    The other issue that I don't see Agents addressing is the disappearance of the mid-list. With publishers cutting out mid-list authors, the rise of the eBook/iPad/nook/Kindle gives those authors a chance to take their books directly to the public without bothering to get rejected by an Agent or dropped by a Publisher.

    You have to remember -- 5,000 copies of a book is crud for a publisher, but it represents $10,500.00 to $17,500.00 directly to an author who skips the big publisher and puts his book out on the Kindle for a discount price. ($2.99 or $4.99 respectively.) A few authors have been doing that with smash success.

    Would you write your book and publish it yourself for $17,500.00? I think the answer is "Yes!" for most of those talented mid-listers who have recently been dropped by their publisher.

    If eBooks catch on, it represents sweeping change in the way people read and might represent sweeping change in the entire publishing industry.

  11. Unfortunately, I think piracy is going to be a problem no matter what. A crit partner has her book available in a couple ebook formats and it's still posted on some sites illegally.
    I'm guessing that those who have an ereader probably only have one. So, when they go anywhere, it won't be an issue if they can't put it on their Mac or their iphone or their PC. It's easier to carry an ereader. Yes, it would be nice to move the files around, but I guess that's just not where things are at yet in epub world.
    Still, I wonder what happens when someone buys a different device. Will those who switch from the Kindle to the iPad be willing to purchase their library all over again? If we judge how copyright works with movies, there wouldn't be a way to legally copy and convert books we've purchased. Again, guessing here.
    Being a total geek, I'm fascinated by this topic. The world of technology makes us all want to put things in organized, well-functioning places. We want it to solve all of our problems. Yet, it doesn't always work that way, especially in an emerging market where vendors are struggling for dominance and standards.
    I'm old-school when it comes to reading books, but I can't deny that books seem to look more like real books on the iPad. It might be enough to sway me in the future. But, I'd still read regular books, too.
    Great post!

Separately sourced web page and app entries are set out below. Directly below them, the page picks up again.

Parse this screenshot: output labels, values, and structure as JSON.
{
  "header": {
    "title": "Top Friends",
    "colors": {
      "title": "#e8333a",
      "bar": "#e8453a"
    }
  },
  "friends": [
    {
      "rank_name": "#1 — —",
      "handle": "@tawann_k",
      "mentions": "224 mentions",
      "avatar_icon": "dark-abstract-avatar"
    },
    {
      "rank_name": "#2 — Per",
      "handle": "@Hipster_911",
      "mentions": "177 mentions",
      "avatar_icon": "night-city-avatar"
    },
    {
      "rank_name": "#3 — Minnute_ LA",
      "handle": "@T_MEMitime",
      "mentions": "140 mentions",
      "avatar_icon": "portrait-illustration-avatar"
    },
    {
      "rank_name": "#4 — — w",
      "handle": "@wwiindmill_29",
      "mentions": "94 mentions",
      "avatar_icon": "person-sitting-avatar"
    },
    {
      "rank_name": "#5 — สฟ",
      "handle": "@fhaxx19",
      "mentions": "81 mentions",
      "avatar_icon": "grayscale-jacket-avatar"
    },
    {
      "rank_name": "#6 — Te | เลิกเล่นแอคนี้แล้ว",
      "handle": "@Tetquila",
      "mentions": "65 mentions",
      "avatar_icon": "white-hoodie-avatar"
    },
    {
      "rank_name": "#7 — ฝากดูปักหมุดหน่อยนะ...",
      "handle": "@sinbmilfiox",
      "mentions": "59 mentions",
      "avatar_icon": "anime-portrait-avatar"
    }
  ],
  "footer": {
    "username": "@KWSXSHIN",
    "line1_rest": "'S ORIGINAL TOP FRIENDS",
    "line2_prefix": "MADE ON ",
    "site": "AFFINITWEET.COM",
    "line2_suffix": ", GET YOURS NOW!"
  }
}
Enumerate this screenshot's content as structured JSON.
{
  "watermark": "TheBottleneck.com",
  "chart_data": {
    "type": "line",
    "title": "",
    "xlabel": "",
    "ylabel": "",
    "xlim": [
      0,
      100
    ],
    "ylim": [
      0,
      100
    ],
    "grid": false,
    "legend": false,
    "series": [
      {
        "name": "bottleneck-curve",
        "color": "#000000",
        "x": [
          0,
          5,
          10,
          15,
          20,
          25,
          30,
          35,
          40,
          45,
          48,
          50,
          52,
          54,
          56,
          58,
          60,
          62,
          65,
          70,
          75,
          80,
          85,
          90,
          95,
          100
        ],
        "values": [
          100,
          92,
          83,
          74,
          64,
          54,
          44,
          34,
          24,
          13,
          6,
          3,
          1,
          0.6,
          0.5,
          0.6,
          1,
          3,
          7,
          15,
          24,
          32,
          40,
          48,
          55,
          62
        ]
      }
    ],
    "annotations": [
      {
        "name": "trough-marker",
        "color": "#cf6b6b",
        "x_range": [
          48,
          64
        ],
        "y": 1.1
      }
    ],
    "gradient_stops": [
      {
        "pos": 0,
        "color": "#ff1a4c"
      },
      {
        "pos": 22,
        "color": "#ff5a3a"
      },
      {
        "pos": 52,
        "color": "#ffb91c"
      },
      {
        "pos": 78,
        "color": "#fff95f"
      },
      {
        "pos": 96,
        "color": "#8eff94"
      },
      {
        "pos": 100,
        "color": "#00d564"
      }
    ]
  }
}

  12. I don't own a Kindle, but I pined for one when I read "The Children's Hospital" by Chris Adrian. As I read, I wanted immediate online access to look up all those medical terms, but I didn't want to have to put the book down and interrupt my session.

    Another thing was the actual weight of that 600+ page book. I thought again and again how nice a feather-light Kindle would be.

    On the other side of the coin, I'm a writer myself and your points on "open" are well taken. Despite these types of troubles that plague the fledgling epub industry, I would be delighted to have readers gobbling down my material on all those iPads when then finally make the scene.

    I'm stunned by how many of my fellow writers are terrified of the ebook eventuality. They deal with it by refusing to believe it will ever catch on. That's just denial to me. After all, who's buying hard copy encyclopedias anymore? Few will mourn the hard copy textbook. That slim iPad or Kindle will just keep getting more and more attractive to readers of all books, so I guess the rights game is just one we'll have to play.

    Thanks for an evocative post.